Monday, March 14, 2005

William Pope.L

Another entry on the fly, since it's the last week of the quarter, exam time, meaning I have papers and stories to read and grade for days.
The Black Factory
To bide my mind, I imagine a dialogue between Jn.Ulrick Désert, Adrian Piper and William Pope.L. Can you hear it? I almost can....

To capture that phantom frequency, we have to tune to the proper signals. Let's try:

Here (Art images)
Here (On Research Channel TV)
Here (Underground Railroad Crawl in Maine)
Here (The Friendliest Black Artist in America)
Here (The Black Factory)
Here (The Black Factory v. 2)
Here (The Africana Q&A)

Seems "some things you can do with blackness."

Let me know what you hear(d).


  1. You know, I saw Pope L. give a talk last year (as The Friendliest Black Artist in America) in which he had us all (us all being a youngish, mostly white, group of artist) sing a song that ended with "I feel so white! Out of sight!" One of the best moments was when the talk ended, he read his comments, positioned by the slide machine, and just didn't say anything else. we sat there in the darkness looking at one slide for what seemed to be 10 minutes. The silence was only broken when one (white) art student announced that he had the urge to physically remove Pope L. from the room. Imagine the force of that kind of silence.

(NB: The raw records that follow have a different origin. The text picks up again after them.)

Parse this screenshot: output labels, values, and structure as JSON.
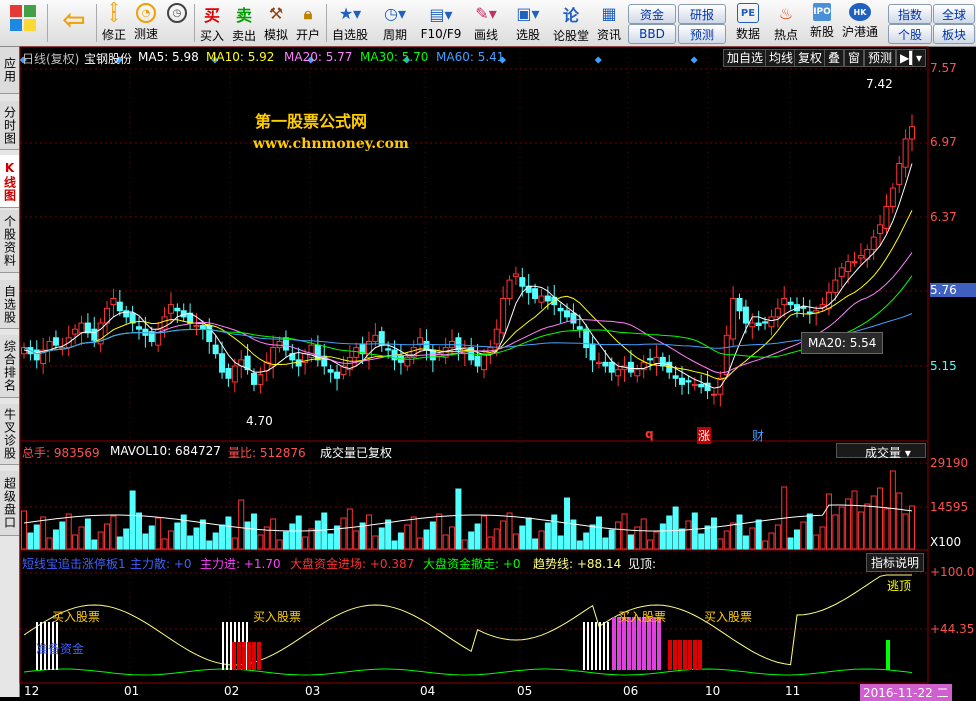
{
  "toolbar": {
    "buttons": [
      {
        "label": "修正",
        "icon": "up-down-arrows-icon"
      },
      {
        "label": "测速",
        "icon": "speed-gauge-icon"
      },
      {
        "label": "买入",
        "icon": "buy-icon"
      },
      {
        "label": "卖出",
        "icon": "sell-icon"
      },
      {
        "label": "模拟",
        "icon": "hammer-icon"
      },
      {
        "label": "开户",
        "icon": "lock-icon"
      },
      {
        "label": "自选股",
        "icon": "star-folder-icon"
      },
      {
        "label": "周期",
        "icon": "clock-icon"
      },
      {
        "label": "F10/F9",
        "icon": "f10-icon"
      },
      {
        "label": "画线",
        "icon": "pen-icon"
      },
      {
        "label": "选股",
        "icon": "screen-icon"
      },
      {
        "label": "论股堂",
        "icon": "forum-icon"
      },
      {
        "label": "资讯",
        "icon": "news-icon"
      },
      {
        "label": "数据",
        "icon": "pe-icon"
      },
      {
        "label": "热点",
        "icon": "hot-icon"
      },
      {
        "label": "新股",
        "icon": "ipo-icon"
      },
      {
        "label": "沪港通",
        "icon": "sse-hkex-icon"
      }
    ],
    "icon_glyphs": {
      "back": "⇦",
      "up": "⇧",
      "down": "⇩"
    },
    "pills": [
      "资金",
      "研报",
      "BBD",
      "预测",
      "指数",
      "全球",
      "个股",
      "板块"
    ]
  },
  "sidebar": {
    "tabs": [
      "应用",
      "分时图",
      "K线图",
      "个股资料",
      "自选股",
      "综合排名",
      "牛叉诊股",
      "超级盘口"
    ],
    "active": "K线图"
  },
  "price_header": {
    "period": "日线(复权)",
    "stock": "宝钢股份",
    "ma5": "MA5: 5.98",
    "ma10": "MA10: 5.92",
    "ma20": "MA20: 5.77",
    "ma30": "MA30: 5.70",
    "ma60": "MA60: 5.41"
  },
  "chart_buttons": [
    "加自选",
    "均线",
    "复权",
    "叠",
    "窗",
    "预测"
  ],
  "chart_button_icons": [
    "play-arrow-icon",
    "dropdown-icon"
  ],
  "watermark": {
    "title": "第一股票公式网",
    "url": "www.chnmoney.com"
  },
  "price_axis": [
    "7.57",
    "6.97",
    "6.37",
    "5.76",
    "5.15"
  ],
  "annotations": {
    "high": "7.42",
    "low": "4.70",
    "tooltip": "MA20: 5.54",
    "events": [
      "q",
      "涨",
      "财"
    ]
  },
  "volume_header": {
    "total": "总手: 983569",
    "mavol": "MAVOL10: 684727",
    "ratio": "量比: 512876",
    "note": "成交量已复权",
    "dropdown": "成交量"
  },
  "volume_axis": [
    "29190",
    "14595",
    "X100"
  ],
  "indicator_header": {
    "name": "短线宝追击涨停板1",
    "main_out": "主力散: +0",
    "main_in": "主力进: +1.70",
    "market_in": "大盘资金进场: +0.387",
    "market_out": "大盘资金撤走: +0",
    "trend": "趋势线: +88.14",
    "top": "见顶:",
    "explain": "指标说明"
  },
  "indicator_axis": [
    "+100.0",
    "+44.35"
  ],
  "indicator_labels": {
    "buy": "买入股票",
    "prep": "准备资金",
    "escape": "逃顶"
  },
  "x_axis": [
    "12",
    "01",
    "02",
    "03",
    "04",
    "05",
    "06",
    "10",
    "11"
  ],
  "date_badge": "2016-11-22 二",
  "colors": {
    "up": "#ff3232",
    "down": "#54ffff",
    "ma5": "#ffffff",
    "ma10": "#ffff00",
    "ma20": "#ff80ff",
    "ma30": "#00ff00",
    "ma60": "#40a0ff",
    "watermark": "#ffcc00"
  },
  "chart_data": {
    "type": "candlestick",
    "closes": [
      5.3,
      5.25,
      5.2,
      5.28,
      5.35,
      5.32,
      5.3,
      5.38,
      5.45,
      5.5,
      5.42,
      5.36,
      5.5,
      5.62,
      5.7,
      5.6,
      5.55,
      5.5,
      5.45,
      5.4,
      5.35,
      5.45,
      5.55,
      5.65,
      5.6,
      5.55,
      5.5,
      5.48,
      5.45,
      5.35,
      5.25,
      5.1,
      5.05,
      5.15,
      5.2,
      5.12,
      5.0,
      5.08,
      5.18,
      5.3,
      5.35,
      5.28,
      5.2,
      5.15,
      5.25,
      5.32,
      5.2,
      5.15,
      5.1,
      5.05,
      5.15,
      5.22,
      5.3,
      5.25,
      5.35,
      5.4,
      5.32,
      5.28,
      5.2,
      5.18,
      5.22,
      5.3,
      5.38,
      5.28,
      5.2,
      5.25,
      5.3,
      5.35,
      5.28,
      5.3,
      5.2,
      5.15,
      5.25,
      5.3,
      5.45,
      5.7,
      5.85,
      5.9,
      5.8,
      5.75,
      5.7,
      5.72,
      5.68,
      5.65,
      5.6,
      5.55,
      5.5,
      5.45,
      5.3,
      5.2,
      5.18,
      5.15,
      5.1,
      5.12,
      5.15,
      5.1,
      5.12,
      5.18,
      5.2,
      5.22,
      5.15,
      5.1,
      5.05,
      5.0,
      5.02,
      5.0,
      4.98,
      4.95,
      4.92,
      5.05,
      5.4,
      5.7,
      5.6,
      5.5,
      5.5,
      5.48,
      5.5,
      5.55,
      5.62,
      5.7,
      5.65,
      5.6,
      5.62,
      5.58,
      5.6,
      5.65,
      5.75,
      5.85,
      5.95,
      6.0,
      6.0,
      6.05,
      6.1,
      6.2,
      6.3,
      6.45,
      6.6,
      6.8,
      7.0,
      7.1
    ],
    "ma5": [
      5.28,
      5.27,
      5.26,
      5.27,
      5.28,
      5.3,
      5.31,
      5.34,
      5.38,
      5.42,
      5.43,
      5.42,
      5.45,
      5.5,
      5.55,
      5.58,
      5.59,
      5.59,
      5.56,
      5.5,
      5.45,
      5.45,
      5.47,
      5.5,
      5.55,
      5.57,
      5.58,
      5.55,
      5.51,
      5.46,
      5.4,
      5.32,
      5.24,
      5.18,
      5.15,
      5.13,
      5.1,
      5.1,
      5.11,
      5.14,
      5.18,
      5.22,
      5.25,
      5.26,
      5.25,
      5.24,
      5.22,
      5.21,
      5.2,
      5.17,
      5.14,
      5.13,
      5.15,
      5.19,
      5.25,
      5.3,
      5.32,
      5.32,
      5.3,
      5.27,
      5.24,
      5.24,
      5.27,
      5.28,
      5.27,
      5.26,
      5.27,
      5.28,
      5.29,
      5.29,
      5.28,
      5.26,
      5.24,
      5.24,
      5.27,
      5.37,
      5.51,
      5.66,
      5.75,
      5.8,
      5.8,
      5.79,
      5.76,
      5.71,
      5.67,
      5.63,
      5.59,
      5.55,
      5.48,
      5.4,
      5.33,
      5.26,
      5.19,
      5.15,
      5.14,
      5.13,
      5.13,
      5.13,
      5.15,
      5.17,
      5.17,
      5.16,
      5.13,
      5.1,
      5.07,
      5.04,
      5.02,
      4.99,
      4.97,
      4.98,
      5.06,
      5.2,
      5.33,
      5.45,
      5.55,
      5.55,
      5.53,
      5.52,
      5.53,
      5.57,
      5.6,
      5.62,
      5.64,
      5.63,
      5.62,
      5.62,
      5.65,
      5.7,
      5.78,
      5.85,
      5.91,
      5.97,
      6.02,
      6.07,
      6.13,
      6.22,
      6.33,
      6.47,
      6.63,
      6.8
    ]
  }
}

  2. Rogue D, I'm totally fascinated by your comment that the "one (white) art student announced that he had the urge to physically remove Pope.L from the room." Did he just blurt this out? Was Pope.L soliciting comments from the viewers/spectators? Had anyone else yelled anything out? This made me think about questions of decorum and protocol, and how in most lecture situations, particularly academic ones, a true free exchange of this sort, a real venting of your feelings about the talk doesn't happen. Pope.L appears, from what I can tell, to want to provoke this. Years ago, on two different occasions when I read with the Dark Room in DC, various audience members became quasi-disruptive. That is, they ruptured the usual social space that is established at such events. In the first, an Ascension reading, a person kept laughing audibly as I read a tragedy. It didn't jar me though, but it annoyed others. At the second, at 8 Rock, several guys grew upset when both Sharan Strange and I read poems dealing with AIDS and homosexuality. One even decided to improvise a masculinist piece on the drums afterwards! It was almost comical, but I thought, what if they'd just yelled things out? How would I have responded? What did I say--or was it the work itself, my performance of it--that provoked them? I want to catch Pope.L live, mos def!